Ball end mills - used to cut shallow holes or channels into your workpiece. The diameter of the ball end mill determines how deep the cut will go. When cutting deep holes, several passes may be required.
Tee drills - similar to ball end mills, but they have a flat side instead of a round one. They are used to make deeper cuts into your workpiece. Several passes may be required too.
Lathe machines are used to shape various materials and perform numerous operations such as sanding, deformation, cutting, facing, knurling, drilling, turning, and much more. Lathes are capable of producing items with very fine finishes so they are often used for finishing work where a high degree of precision is required.
Shaping can be done on any type of lathe but it is most commonly done on spindle-type lathes because they have many different tools that can be quickly attached to and removed from the shaft. These tools include brushes, rollers, pins, and cutters. Spur-type and face-type lathes are also useful for shaping applications because each tool can hold a large amount of stock while it is being worked on. Face-type lathes are particularly good at creating complex shapes because several different faces can be used together like scissors to cut away material.

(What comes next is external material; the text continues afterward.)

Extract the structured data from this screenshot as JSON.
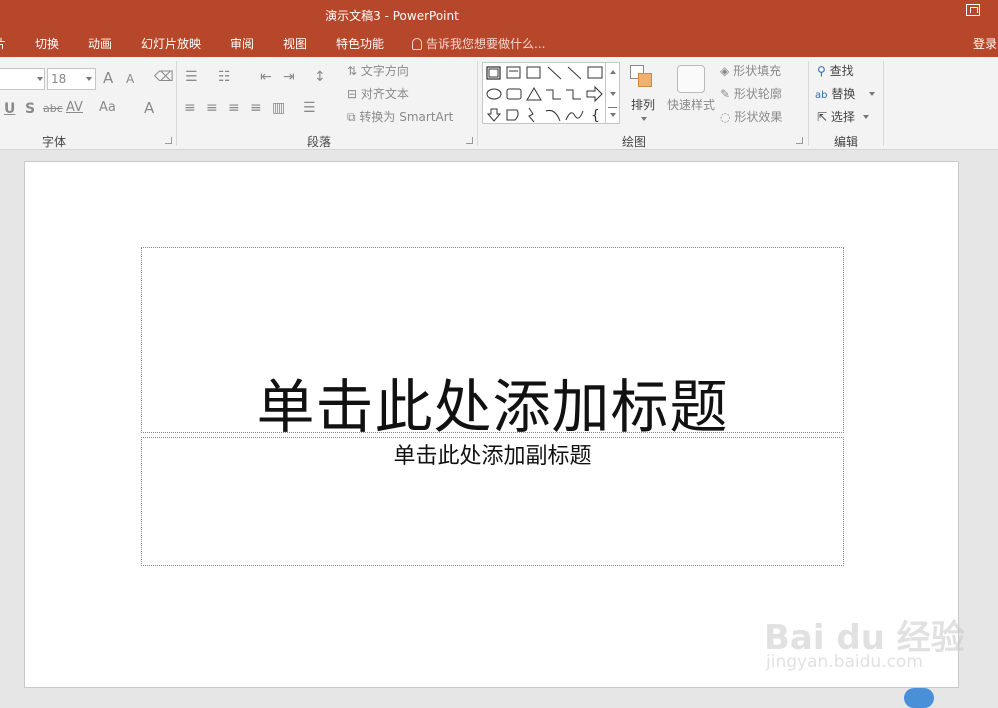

There are two types of spindle-type lathes: single-spindle and multiple-spindle. With single-spindle lathes, only one tool can be mounted on the spindle at a time. This means that if you want to change tools, you must first remove the old tool before you can install the new one.
Workpieces are machine-cut using lathe spindles. They are also known as workpiece spindles since the workpiece is gripped by the chuck of the lathe spindle. The tool coupled to the driving machine axis machines the spinning workpiece. After cutting, the piece may need to be further processed in another operation such as drilling or grinding.
The purpose of the spindle is to hold and rotate the workpiece while it is being cut by a tool attached to the spindle's drive shaft. Spindles are available in different sizes and speeds to handle work of varying diameters and speeds. Spindle speed can be adjusted for different materials. Generally, faster spindle speeds produce sharper cuts and more accurate dimensions, but they can also cause premature wear of the spindle and its tool. Faster spindles are also louder because they use more torque to turn the workpiece.
There are two types of spindles: single-point and multi-point. With single-point spindles, only one tool bit can be used at a time. This allows quick changes of tool bits without having to stop the spindle to replace them. Single-point spindles are useful when cutting relatively flat pieces like sheet metal with simple shapes. Multi-point spindles can hold up to five separate tool bits at once.
A spindle is a revolving axis of a machine that frequently has a shaft at its center. A machine tool, such as a bench lathe, may have many spindles, such as the headstock and tailstock spindles. The primary spindle is often the largest. It is attached to the frame by a bearing called a main spindle nut. On some machines, such as turret lathes, there are multiple spindles all mounted on a single arbor. In this case, the primary spindle is referred to as the indexing spindle because it can be rotated through several hundred degrees before being repositioned by an arm or slide carrying another spindle.
All rotating parts inside a machine tool, including spindles, axes, and wheels, are known as spindles. Other types of machines, such as vertical machining centers (VMCs) and horizontal machining centers (HMCS), may also have spindles for holding and moving their internal tools.
Spindle speed determines the rate at which a tool carver heads or drills holes in material placed on a spindle. Holes can be drilled at very high speeds (many hundreds of holes per minute), while carvings take much longer to make (often less than 1 hole per second).
The term "spindle drive" is used for any mechanism that turns a spindle.